The Remotely Representative House overarching principle is that where there is no meaningful detriment to the overall effectiveness of the Commons, Members should be free and entitled to decide how they participate, whether in person or remotely.
This is a bold and not uncontentious claim, yet it is also rather modest. In a future House of Commons, virtual participation should be just another way of doing the job of being an MP. There might be those MPs who always participate in person, and those whose preference, or need, is for virtual participation much, if not all, of the time. As is now, the electorate will decide whether they are well-represented by their particular MP’s way of working.

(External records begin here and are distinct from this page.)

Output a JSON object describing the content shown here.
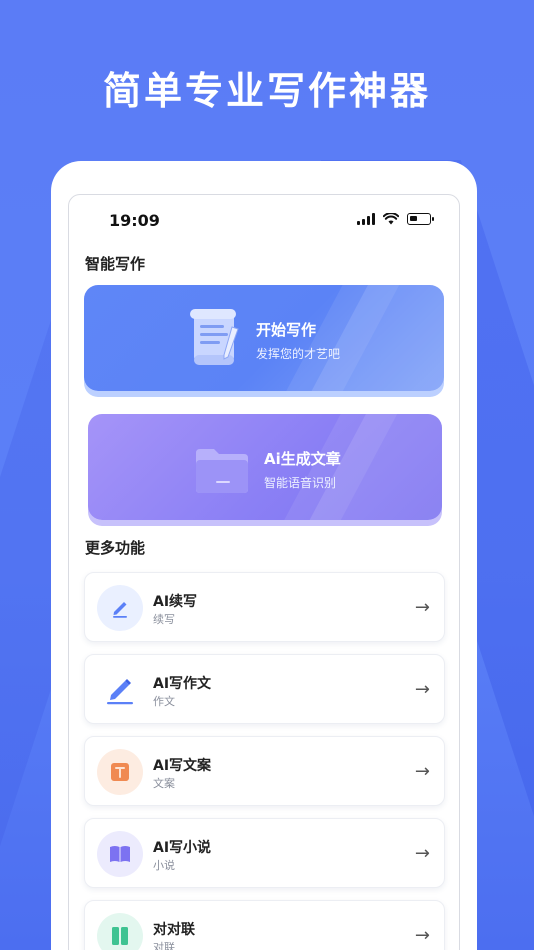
{
  "headline": "简单专业写作神器",
  "status_bar": {
    "time": "19:09"
  },
  "smart_writing": {
    "title": "智能写作",
    "cards": [
      {
        "title": "开始写作",
        "subtitle": "发挥您的才艺吧",
        "icon": "scroll-pen-icon"
      },
      {
        "title": "Ai生成文章",
        "subtitle": "智能语音识别",
        "icon": "folder-icon"
      }
    ]
  },
  "more_features": {
    "title": "更多功能",
    "items": [
      {
        "title": "AI续写",
        "subtitle": "续写",
        "icon": "pen-icon",
        "icon_bg": "#eaf0ff"
      },
      {
        "title": "AI写作文",
        "subtitle": "作文",
        "icon": "pen-line-icon",
        "icon_bg": "#ffffff"
      },
      {
        "title": "AI写文案",
        "subtitle": "文案",
        "icon": "text-doc-icon",
        "icon_bg": "#fdece1"
      },
      {
        "title": "AI写小说",
        "subtitle": "小说",
        "icon": "book-icon",
        "icon_bg": "#ecebfd"
      },
      {
        "title": "对对联",
        "subtitle": "对联",
        "icon": "couplet-icon",
        "icon_bg": "#e3f7ef"
      }
    ],
    "arrow": "→"
  },
  "colors": {
    "accent_blue": "#5b80f7",
    "accent_purple": "#8b80f5"
  }
}
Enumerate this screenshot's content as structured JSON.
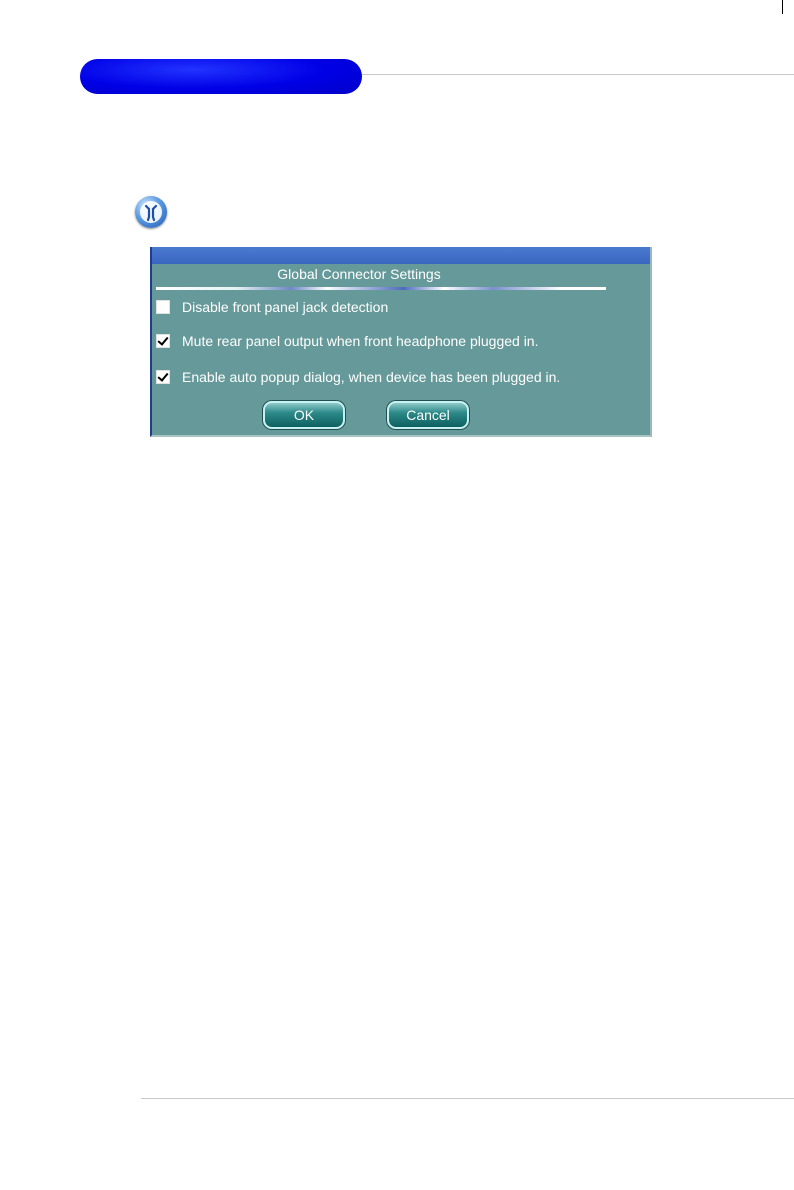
{
  "dialog": {
    "title": "Global Connector Settings",
    "options": [
      {
        "label": "Disable front panel jack detection",
        "checked": false
      },
      {
        "label": "Mute rear panel output when front headphone plugged in.",
        "checked": true
      },
      {
        "label": "Enable auto popup dialog, when device has been plugged in.",
        "checked": true
      }
    ],
    "ok_label": "OK",
    "cancel_label": "Cancel"
  },
  "icons": {
    "tool": "wrench-icon"
  },
  "colors": {
    "header_pill": "#0000e6",
    "dialog_bg": "#669999",
    "titlebar": "#3a66c0"
  }
}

In the report, we propose measures that work within the traditions of Parliament and stress the importance of evidence-based approaches to reforms and any opposition to reforms. Together our recommendations would see an effective virtual Commons that compliments rather than detracts from the physical one. We do not think there is no merit in physical presence; indeed we think physical presence holds great importance for the effective operation of a Parliament. However, hybridity has benefitted both individual members and the House of Commons as an institution.
Were this report’s recommendations adopted, they would establish a more inclusive and effective House of Commons than its predecessors. They would help Parliament to meet the international standards of a diverse and gender sensitive parliament: one that looks like those it represents, is hospitable to all, including those with caring responsibilities, illness or identify as having a disability, and is responsive to the needs and interests of the public.
Note: the above summarises recommendations made in The Remotely Representative House written by Dr Jessica C. Smith, with Professor Sarah Childs. The report was commissioned by The Centenary Action Group.
Jessica C. Smith is Lecturer in Politics at the University of Southampton.